Exercise materials
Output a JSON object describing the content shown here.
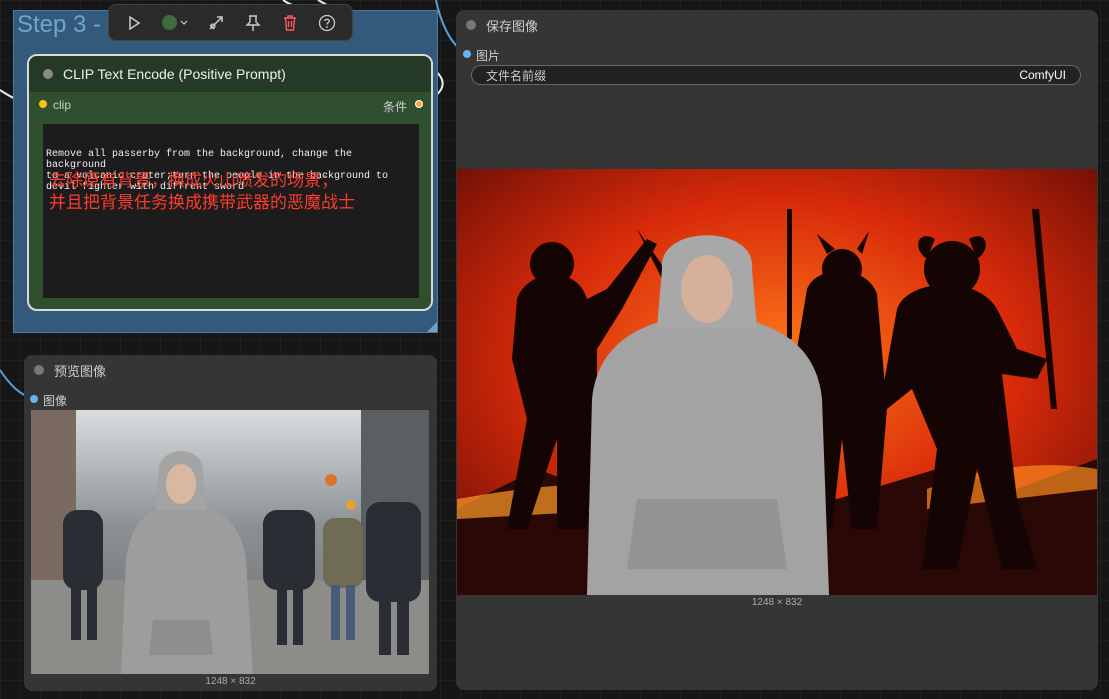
{
  "group": {
    "title": "Step 3 -"
  },
  "clip_node": {
    "title": "CLIP Text Encode (Positive Prompt)",
    "input_label": "clip",
    "output_label": "条件",
    "prompt_text": "Remove all passerby from the background, change the background\nto a volcanic crater;turn the people in the background to\ndevil fighter with diffrent sword",
    "annotation_line1": "去除原有背景，换成火山喷发的场景；",
    "annotation_line2": "并且把背景任务换成携带武器的恶魔战士"
  },
  "toolbar": {
    "icons": [
      "play-icon",
      "color-dot-icon",
      "chevron-down-icon",
      "bypass-icon",
      "pin-icon",
      "trash-icon",
      "help-icon"
    ]
  },
  "preview_node": {
    "title": "预览图像",
    "input_label": "图像",
    "image_caption": "1248 × 832"
  },
  "save_node": {
    "title": "保存图像",
    "input_label": "图片",
    "prefix_label": "文件名前缀",
    "prefix_value": "ComfyUI",
    "image_caption": "1248 × 832"
  },
  "colors": {
    "group_bg": "#335a7a",
    "clip_bg": "#2f4f2f",
    "annotation": "#ff3b2f",
    "slot_clip": "#f5c518",
    "slot_condition": "#ffa040",
    "slot_image": "#64b5f6"
  }
}
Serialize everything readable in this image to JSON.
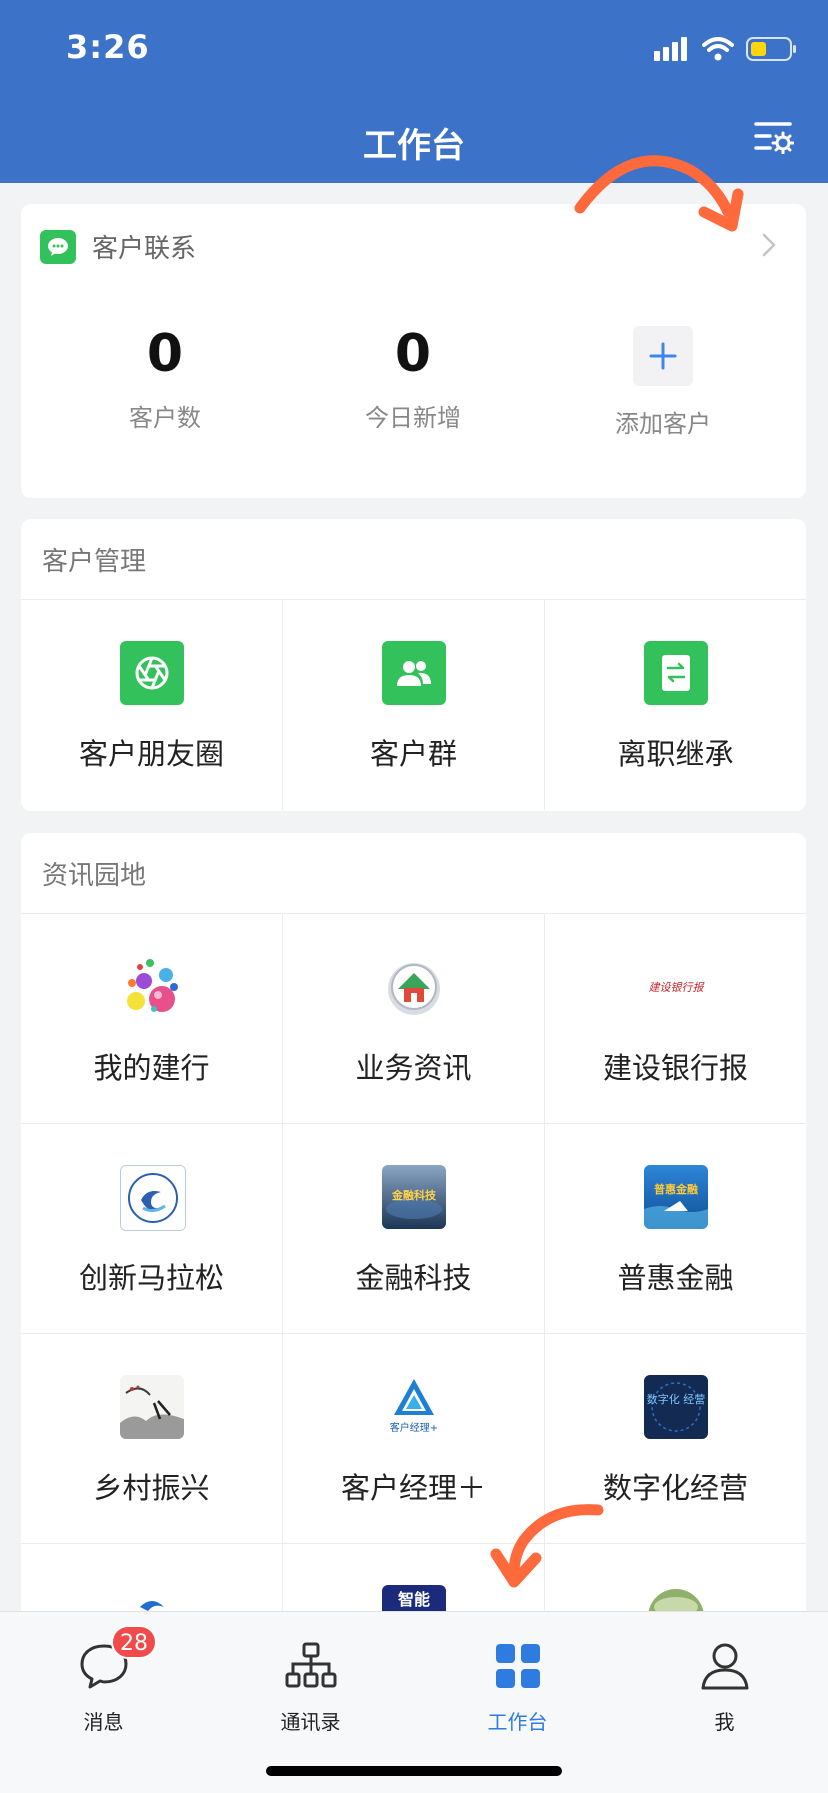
{
  "status_bar": {
    "time": "3:26"
  },
  "header": {
    "title": "工作台"
  },
  "contact_card": {
    "title": "客户联系",
    "stats": [
      {
        "value": "0",
        "label": "客户数"
      },
      {
        "value": "0",
        "label": "今日新增"
      }
    ],
    "add_label": "添加客户"
  },
  "customer_management": {
    "title": "客户管理",
    "items": [
      {
        "label": "客户朋友圈",
        "icon": "moments-icon"
      },
      {
        "label": "客户群",
        "icon": "group-icon"
      },
      {
        "label": "离职继承",
        "icon": "transfer-icon"
      }
    ]
  },
  "info_garden": {
    "title": "资讯园地",
    "items": [
      {
        "label": "我的建行",
        "icon": "bubbles-icon"
      },
      {
        "label": "业务资讯",
        "icon": "house-badge-icon"
      },
      {
        "label": "建设银行报",
        "icon": "newspaper-icon",
        "icon_text": "建设银行报"
      },
      {
        "label": "创新马拉松",
        "icon": "marathon-icon"
      },
      {
        "label": "金融科技",
        "icon": "fintech-icon",
        "icon_text": "金融科技"
      },
      {
        "label": "普惠金融",
        "icon": "inclusive-finance-icon",
        "icon_text": "普惠金融"
      },
      {
        "label": "乡村振兴",
        "icon": "ink-painting-icon"
      },
      {
        "label": "客户经理＋",
        "icon": "account-manager-icon",
        "icon_text": "客户经理+"
      },
      {
        "label": "数字化经营",
        "icon": "digital-ops-icon",
        "icon_text": "数字化 经营"
      }
    ],
    "partial_row_icons": [
      "blue-swirl-icon",
      "zhineng-icon",
      "globe-icon"
    ],
    "partial_row_icon_text": [
      "",
      "智能",
      ""
    ]
  },
  "tabbar": {
    "items": [
      {
        "label": "消息",
        "icon": "message-icon",
        "badge": "28"
      },
      {
        "label": "通讯录",
        "icon": "contacts-icon"
      },
      {
        "label": "工作台",
        "icon": "workbench-icon",
        "active": true
      },
      {
        "label": "我",
        "icon": "person-icon"
      }
    ]
  },
  "colors": {
    "header_bg": "#3c72c8",
    "accent_green": "#33c15b",
    "active_tab": "#2f7ce0",
    "badge_red": "#f04a4a",
    "annotation_arrow": "#ff6a3d"
  }
}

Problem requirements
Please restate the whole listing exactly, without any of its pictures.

Answer to the problem
Output a JSON object describing the content shown here.
{
  "group": {
    "title": "Step 3 -"
  },
  "clip_node": {
    "title": "CLIP Text Encode (Positive Prompt)",
    "input_label": "clip",
    "output_label": "条件",
    "prompt_text": "Remove all passerby from the background, change the background\nto a volcanic crater;turn the people in the background to\ndevil fighter with diffrent sword",
    "annotation_line1": "去除原有背景，换成火山喷发的场景；",
    "annotation_line2": "并且把背景任务换成携带武器的恶魔战士"
  },
  "toolbar": {
    "icons": [
      "play-icon",
      "color-dot-icon",
      "chevron-down-icon",
      "bypass-icon",
      "pin-icon",
      "trash-icon",
      "help-icon"
    ]
  },
  "preview_node": {
    "title": "预览图像",
    "input_label": "图像",
    "image_caption": "1248 × 832"
  },
  "save_node": {
    "title": "保存图像",
    "input_label": "图片",
    "prefix_label": "文件名前缀",
    "prefix_value": "ComfyUI",
    "image_caption": "1248 × 832"
  },
  "colors": {
    "group_bg": "#335a7a",
    "clip_bg": "#2f4f2f",
    "annotation": "#ff3b2f",
    "slot_clip": "#f5c518",
    "slot_condition": "#ffa040",
    "slot_image": "#64b5f6"
  }
}
Serialize everything readable in this image to JSON.
{
  "status_bar": {
    "time": "3:26"
  },
  "header": {
    "title": "工作台"
  },
  "contact_card": {
    "title": "客户联系",
    "stats": [
      {
        "value": "0",
        "label": "客户数"
      },
      {
        "value": "0",
        "label": "今日新增"
      }
    ],
    "add_label": "添加客户"
  },
  "customer_management": {
    "title": "客户管理",
    "items": [
      {
        "label": "客户朋友圈",
        "icon": "moments-icon"
      },
      {
        "label": "客户群",
        "icon": "group-icon"
      },
      {
        "label": "离职继承",
        "icon": "transfer-icon"
      }
    ]
  },
  "info_garden": {
    "title": "资讯园地",
    "items": [
      {
        "label": "我的建行",
        "icon": "bubbles-icon"
      },
      {
        "label": "业务资讯",
        "icon": "house-badge-icon"
      },
      {
        "label": "建设银行报",
        "icon": "newspaper-icon",
        "icon_text": "建设银行报"
      },
      {
        "label": "创新马拉松",
        "icon": "marathon-icon"
      },
      {
        "label": "金融科技",
        "icon": "fintech-icon",
        "icon_text": "金融科技"
      },
      {
        "label": "普惠金融",
        "icon": "inclusive-finance-icon",
        "icon_text": "普惠金融"
      },
      {
        "label": "乡村振兴",
        "icon": "ink-painting-icon"
      },
      {
        "label": "客户经理＋",
        "icon": "account-manager-icon",
        "icon_text": "客户经理+"
      },
      {
        "label": "数字化经营",
        "icon": "digital-ops-icon",
        "icon_text": "数字化 经营"
      }
    ],
    "partial_row_icons": [
      "blue-swirl-icon",
      "zhineng-icon",
      "globe-icon"
    ],
    "partial_row_icon_text": [
      "",
      "智能",
      ""
    ]
  },
  "tabbar": {
    "items": [
      {
        "label": "消息",
        "icon": "message-icon",
        "badge": "28"
      },
      {
        "label": "通讯录",
        "icon": "contacts-icon"
      },
      {
        "label": "工作台",
        "icon": "workbench-icon",
        "active": true
      },
      {
        "label": "我",
        "icon": "person-icon"
      }
    ]
  },
  "colors": {
    "header_bg": "#3c72c8",
    "accent_green": "#33c15b",
    "active_tab": "#2f7ce0",
    "badge_red": "#f04a4a",
    "annotation_arrow": "#ff6a3d"
  }
}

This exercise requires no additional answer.